[Interface dataset entries]
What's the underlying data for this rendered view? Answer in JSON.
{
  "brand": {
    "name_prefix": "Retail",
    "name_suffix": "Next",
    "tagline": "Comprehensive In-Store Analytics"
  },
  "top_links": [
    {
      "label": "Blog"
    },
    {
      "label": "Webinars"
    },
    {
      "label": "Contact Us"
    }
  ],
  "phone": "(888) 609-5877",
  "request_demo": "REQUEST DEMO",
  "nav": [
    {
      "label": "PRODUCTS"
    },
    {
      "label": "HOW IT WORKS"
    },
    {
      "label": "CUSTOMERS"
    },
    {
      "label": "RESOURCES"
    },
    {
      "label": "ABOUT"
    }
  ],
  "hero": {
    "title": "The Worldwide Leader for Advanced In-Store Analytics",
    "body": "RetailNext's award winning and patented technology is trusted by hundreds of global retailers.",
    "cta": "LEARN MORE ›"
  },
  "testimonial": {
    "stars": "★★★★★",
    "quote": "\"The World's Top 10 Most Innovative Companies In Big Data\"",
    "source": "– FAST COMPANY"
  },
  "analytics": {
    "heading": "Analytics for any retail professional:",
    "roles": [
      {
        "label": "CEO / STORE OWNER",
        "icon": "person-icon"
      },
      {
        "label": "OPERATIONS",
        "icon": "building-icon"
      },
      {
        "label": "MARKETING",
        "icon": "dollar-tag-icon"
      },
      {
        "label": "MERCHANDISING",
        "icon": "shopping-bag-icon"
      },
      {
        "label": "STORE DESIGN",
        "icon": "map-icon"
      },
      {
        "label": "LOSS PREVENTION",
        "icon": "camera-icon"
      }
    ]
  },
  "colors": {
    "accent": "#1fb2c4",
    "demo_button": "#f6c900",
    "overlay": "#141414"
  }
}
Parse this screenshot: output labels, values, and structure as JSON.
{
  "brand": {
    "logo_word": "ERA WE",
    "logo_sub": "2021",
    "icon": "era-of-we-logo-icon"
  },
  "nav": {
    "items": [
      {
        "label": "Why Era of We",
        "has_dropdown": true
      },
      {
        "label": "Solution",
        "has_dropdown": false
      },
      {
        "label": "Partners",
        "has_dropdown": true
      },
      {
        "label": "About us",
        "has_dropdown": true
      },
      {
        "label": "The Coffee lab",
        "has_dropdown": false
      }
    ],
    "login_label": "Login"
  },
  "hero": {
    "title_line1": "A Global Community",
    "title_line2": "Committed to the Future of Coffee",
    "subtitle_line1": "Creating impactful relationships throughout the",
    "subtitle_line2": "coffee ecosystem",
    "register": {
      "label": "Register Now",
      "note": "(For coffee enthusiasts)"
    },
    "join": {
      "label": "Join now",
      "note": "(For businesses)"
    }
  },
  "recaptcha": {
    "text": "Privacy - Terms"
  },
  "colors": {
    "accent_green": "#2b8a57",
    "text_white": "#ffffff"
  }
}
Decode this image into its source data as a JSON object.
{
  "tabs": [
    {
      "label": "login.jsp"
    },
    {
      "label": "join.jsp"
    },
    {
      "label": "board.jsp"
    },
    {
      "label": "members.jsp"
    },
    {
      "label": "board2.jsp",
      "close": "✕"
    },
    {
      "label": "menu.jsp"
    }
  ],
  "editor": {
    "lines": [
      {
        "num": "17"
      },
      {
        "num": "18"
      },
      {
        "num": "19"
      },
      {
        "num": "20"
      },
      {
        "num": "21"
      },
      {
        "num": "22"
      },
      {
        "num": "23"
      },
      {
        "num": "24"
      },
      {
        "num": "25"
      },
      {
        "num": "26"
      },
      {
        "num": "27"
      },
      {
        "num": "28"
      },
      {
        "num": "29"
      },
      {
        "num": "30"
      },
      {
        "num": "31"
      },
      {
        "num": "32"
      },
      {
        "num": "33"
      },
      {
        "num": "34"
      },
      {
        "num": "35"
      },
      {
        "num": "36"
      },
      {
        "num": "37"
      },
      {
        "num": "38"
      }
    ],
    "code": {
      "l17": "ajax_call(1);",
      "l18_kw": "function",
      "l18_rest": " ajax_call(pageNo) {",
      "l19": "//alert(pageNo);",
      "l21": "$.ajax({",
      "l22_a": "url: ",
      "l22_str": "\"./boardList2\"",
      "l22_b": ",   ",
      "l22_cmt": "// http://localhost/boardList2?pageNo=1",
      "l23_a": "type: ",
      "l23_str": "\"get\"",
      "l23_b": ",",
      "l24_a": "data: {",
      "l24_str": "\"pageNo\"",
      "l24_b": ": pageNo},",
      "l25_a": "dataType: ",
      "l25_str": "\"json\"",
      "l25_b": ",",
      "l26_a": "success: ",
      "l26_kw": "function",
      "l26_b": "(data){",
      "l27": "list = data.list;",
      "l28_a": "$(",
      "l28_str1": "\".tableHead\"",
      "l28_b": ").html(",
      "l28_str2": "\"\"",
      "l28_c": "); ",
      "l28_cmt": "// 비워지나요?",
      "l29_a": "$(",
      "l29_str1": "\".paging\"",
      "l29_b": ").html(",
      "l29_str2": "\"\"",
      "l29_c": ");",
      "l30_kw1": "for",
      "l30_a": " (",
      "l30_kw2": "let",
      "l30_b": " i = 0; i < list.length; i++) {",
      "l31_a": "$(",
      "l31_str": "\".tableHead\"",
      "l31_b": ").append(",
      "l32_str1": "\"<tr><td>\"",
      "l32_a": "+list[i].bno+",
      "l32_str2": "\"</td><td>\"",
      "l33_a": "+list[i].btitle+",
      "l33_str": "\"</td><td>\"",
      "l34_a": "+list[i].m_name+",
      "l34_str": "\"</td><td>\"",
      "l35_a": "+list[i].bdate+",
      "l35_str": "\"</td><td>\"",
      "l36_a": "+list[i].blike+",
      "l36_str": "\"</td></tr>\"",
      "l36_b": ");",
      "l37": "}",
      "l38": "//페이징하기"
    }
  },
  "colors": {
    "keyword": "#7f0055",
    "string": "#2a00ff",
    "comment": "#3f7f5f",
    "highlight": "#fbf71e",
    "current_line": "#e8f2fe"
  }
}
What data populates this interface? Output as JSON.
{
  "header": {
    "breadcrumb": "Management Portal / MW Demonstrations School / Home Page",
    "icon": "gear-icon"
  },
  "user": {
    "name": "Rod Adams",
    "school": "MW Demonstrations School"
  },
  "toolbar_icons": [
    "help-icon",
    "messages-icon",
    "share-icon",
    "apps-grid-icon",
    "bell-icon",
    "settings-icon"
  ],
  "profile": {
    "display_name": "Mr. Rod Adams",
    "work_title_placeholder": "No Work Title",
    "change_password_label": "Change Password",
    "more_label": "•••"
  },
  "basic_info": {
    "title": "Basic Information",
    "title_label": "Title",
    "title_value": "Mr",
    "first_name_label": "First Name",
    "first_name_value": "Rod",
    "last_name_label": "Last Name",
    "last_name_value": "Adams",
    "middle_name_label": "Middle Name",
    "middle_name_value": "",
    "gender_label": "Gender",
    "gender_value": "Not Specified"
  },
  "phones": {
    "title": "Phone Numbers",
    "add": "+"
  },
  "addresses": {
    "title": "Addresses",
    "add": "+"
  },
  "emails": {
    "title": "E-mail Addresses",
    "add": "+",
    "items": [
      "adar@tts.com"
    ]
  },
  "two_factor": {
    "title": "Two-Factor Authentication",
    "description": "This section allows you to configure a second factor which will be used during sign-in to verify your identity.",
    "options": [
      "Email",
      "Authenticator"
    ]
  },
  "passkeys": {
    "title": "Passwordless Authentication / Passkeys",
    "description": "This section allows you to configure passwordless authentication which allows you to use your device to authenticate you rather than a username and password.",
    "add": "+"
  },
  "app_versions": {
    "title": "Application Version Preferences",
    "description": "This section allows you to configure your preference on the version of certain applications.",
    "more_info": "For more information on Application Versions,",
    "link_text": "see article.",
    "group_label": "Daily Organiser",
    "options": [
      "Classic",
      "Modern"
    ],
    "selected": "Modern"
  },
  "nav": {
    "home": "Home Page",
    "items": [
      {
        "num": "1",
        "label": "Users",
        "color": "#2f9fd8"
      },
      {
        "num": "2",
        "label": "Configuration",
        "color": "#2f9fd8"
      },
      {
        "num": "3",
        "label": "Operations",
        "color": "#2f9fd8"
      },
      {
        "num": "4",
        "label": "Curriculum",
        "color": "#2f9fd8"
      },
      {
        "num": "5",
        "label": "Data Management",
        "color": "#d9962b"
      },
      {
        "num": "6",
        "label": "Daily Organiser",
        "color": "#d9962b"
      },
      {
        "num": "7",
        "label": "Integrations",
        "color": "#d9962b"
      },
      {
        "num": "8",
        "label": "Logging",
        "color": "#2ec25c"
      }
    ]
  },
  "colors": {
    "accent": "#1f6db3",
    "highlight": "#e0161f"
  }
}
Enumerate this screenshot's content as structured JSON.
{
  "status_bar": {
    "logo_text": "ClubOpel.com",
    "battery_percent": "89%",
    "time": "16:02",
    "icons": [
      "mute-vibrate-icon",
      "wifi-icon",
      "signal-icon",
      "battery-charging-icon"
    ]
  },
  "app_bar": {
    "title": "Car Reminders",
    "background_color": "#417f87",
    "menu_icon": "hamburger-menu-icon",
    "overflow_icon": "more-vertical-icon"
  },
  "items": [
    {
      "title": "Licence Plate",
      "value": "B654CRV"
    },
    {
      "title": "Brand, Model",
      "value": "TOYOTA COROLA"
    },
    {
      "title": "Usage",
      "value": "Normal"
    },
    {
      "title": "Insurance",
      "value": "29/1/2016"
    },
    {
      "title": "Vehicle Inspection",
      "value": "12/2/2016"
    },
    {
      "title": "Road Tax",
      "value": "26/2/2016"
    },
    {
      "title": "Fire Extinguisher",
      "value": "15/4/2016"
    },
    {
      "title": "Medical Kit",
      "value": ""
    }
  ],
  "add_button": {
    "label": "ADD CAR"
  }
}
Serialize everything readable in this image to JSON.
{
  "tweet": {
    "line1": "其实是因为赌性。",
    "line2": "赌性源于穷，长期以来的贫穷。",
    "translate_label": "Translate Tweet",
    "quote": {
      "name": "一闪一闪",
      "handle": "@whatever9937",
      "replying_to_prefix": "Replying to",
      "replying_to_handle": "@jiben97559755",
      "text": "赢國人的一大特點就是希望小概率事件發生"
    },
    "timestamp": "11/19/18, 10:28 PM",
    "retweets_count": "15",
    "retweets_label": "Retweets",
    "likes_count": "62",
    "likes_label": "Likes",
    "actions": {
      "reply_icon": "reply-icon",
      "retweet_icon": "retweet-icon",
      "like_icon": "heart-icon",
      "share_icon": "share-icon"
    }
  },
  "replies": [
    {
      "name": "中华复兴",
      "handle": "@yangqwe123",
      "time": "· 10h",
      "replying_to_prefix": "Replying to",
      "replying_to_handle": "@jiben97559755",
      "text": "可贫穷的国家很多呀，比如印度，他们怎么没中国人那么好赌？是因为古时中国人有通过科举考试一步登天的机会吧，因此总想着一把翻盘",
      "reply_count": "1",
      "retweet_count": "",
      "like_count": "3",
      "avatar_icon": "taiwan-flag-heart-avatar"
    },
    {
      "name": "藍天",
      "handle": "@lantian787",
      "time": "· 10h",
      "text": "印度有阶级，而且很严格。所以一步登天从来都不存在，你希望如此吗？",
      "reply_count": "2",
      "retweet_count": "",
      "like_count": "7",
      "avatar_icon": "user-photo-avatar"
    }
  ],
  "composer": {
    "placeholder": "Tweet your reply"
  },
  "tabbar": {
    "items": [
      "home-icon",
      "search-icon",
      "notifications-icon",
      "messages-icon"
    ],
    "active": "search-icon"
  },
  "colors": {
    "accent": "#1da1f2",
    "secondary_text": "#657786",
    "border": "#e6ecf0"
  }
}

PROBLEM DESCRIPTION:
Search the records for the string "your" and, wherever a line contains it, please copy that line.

ANSWER SPACE:
    "description": "This section allows you to configure a second factor which will be used during sign-in to verify your identity.",
    "description": "This section allows you to configure passwordless authentication which allows you to use your device to authenticate you rather than a username and password.",
    "description": "This section allows you to configure your preference on the version of certain applications.",
    "placeholder": "Tweet your reply"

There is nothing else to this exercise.